Once the glue has dried, follow the procedures in the second page of instructions for affixing the larger set of fins to the model. They should be flush with the end of the transition and swept rearward. The smaller set of fins will be affixed to the blue motor mount tube. The fin root should be the same length as the length of the motor tube protruding from the transition. To make sure the two fin sets line up, you will need a small clip of some sort. I used a potato chip bag clip, but a binder clip or something similar will work too. Again, find the leftover balsa from the fins and break off two strips about 3" long. Apply glue per instructions, but use the two balsa strips and the clip to hold the fin in place on the lower tube. Be patient with the step! This is crucial to making sure the rocket comes out looking good! Repeat this for the other two smaller fins.
As a final minor modification, I would suggest tucking the launch lug into the corner of one of the upper fin joints, but it isn't necessary. It can also be applied per the instructions.
As a final step, mark a line 2.75" from the base of the nose cone. Add nose weight until the CG is at or ahead of this point to get the proper stability margin. This will allow the rocket to use all of the motors recommended for the Alpha.
Congratulations! You are finished with all of the major modifications! Follow the instructions to install shock cord, parachute, and nose cone, and voilà! You're done! Add some paint, and you've got yourself a good looking model!
The parts list:
Finishing is fairly straightforward as with any small rocket. The only problem I encountered is that the transition can cause problems with finishing; I suggest using some Elmer's Fill 'n' Finish to even out the transitions between the tubes and the shroud. Also, don't sand the shroud too much because if you sand the paper, it becomes frizzy and impossible to get a smooth paint job on.
Also, the two sets of fins make finishing a little more difficult than normal, but not much.
I painted my first one a dark blue, but this rocket leaves the stage wide open for a shark paint scheme.
The Great White can use all of the motors recommended for the Alpha.
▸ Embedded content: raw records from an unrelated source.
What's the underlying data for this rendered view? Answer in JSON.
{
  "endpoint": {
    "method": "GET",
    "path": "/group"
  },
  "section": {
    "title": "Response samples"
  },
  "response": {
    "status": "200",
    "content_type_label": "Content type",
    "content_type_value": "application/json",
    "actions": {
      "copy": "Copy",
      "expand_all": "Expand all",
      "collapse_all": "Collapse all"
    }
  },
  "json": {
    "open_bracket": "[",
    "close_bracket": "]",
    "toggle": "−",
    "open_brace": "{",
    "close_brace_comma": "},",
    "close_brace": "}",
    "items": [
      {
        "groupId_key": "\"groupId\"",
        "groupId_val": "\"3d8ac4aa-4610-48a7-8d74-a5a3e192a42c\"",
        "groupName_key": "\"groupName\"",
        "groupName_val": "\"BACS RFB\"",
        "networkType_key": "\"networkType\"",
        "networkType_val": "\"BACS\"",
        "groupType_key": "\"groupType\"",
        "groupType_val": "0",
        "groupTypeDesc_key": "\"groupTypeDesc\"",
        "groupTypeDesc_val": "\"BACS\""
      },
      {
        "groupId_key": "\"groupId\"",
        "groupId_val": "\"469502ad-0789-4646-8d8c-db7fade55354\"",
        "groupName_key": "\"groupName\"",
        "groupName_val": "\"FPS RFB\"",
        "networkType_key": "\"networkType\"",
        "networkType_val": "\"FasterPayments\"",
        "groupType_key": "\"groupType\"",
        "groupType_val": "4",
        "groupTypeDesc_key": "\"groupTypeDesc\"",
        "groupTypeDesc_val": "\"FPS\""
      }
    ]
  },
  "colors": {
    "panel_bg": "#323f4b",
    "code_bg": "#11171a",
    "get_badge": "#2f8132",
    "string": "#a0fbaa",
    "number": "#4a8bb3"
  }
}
A8-3s will give an altitude of about 300', B6s will give 600', and C6s will give about 1200'. The Great White is incredibly stable even with the large forward fins. It's first flight on an A8-3 was fairly nice although the high winds caused it to weathercock like crazy. This rocket's true match, however, is the Estes B6. The B6 gives a nice straight boost in even gusty conditions and gets the rocket to an impressive altitude. C6s take it even higher, but if you want it back, use a B6.
The next two flights were on calm days and were straight up boosts and nice recovery, landing not far from the pad. The Great White is a great flier and flies great in low to medium wind conditions.
I swapped the parachute with a 1.75" x 36" bright red crepe paper streamer for the first flight because the Great White's first launch was on a gusty day. I was always of the opinion that Alphas should come with streamers not parachutes anyway. A streamer is a perfect match for the rocket. I suggest making this change unless you like walking to find your rocket.
The only problem with streamer recovery on this rocket is the somewhat fragile lower fins. I've only lost a fin once when it hit a power line, but the streamer lands the rocket a little hard so watch the fins for cracks or stress points. This problem could probably be somewhat alleviated with a slightly wider streamer.
This is a great build for anyone wanting something a little different. It flies great and gets the attention of everyone at the launch. So next time you find yourself with that complementary Alpha, you'll have something a little different to do with it.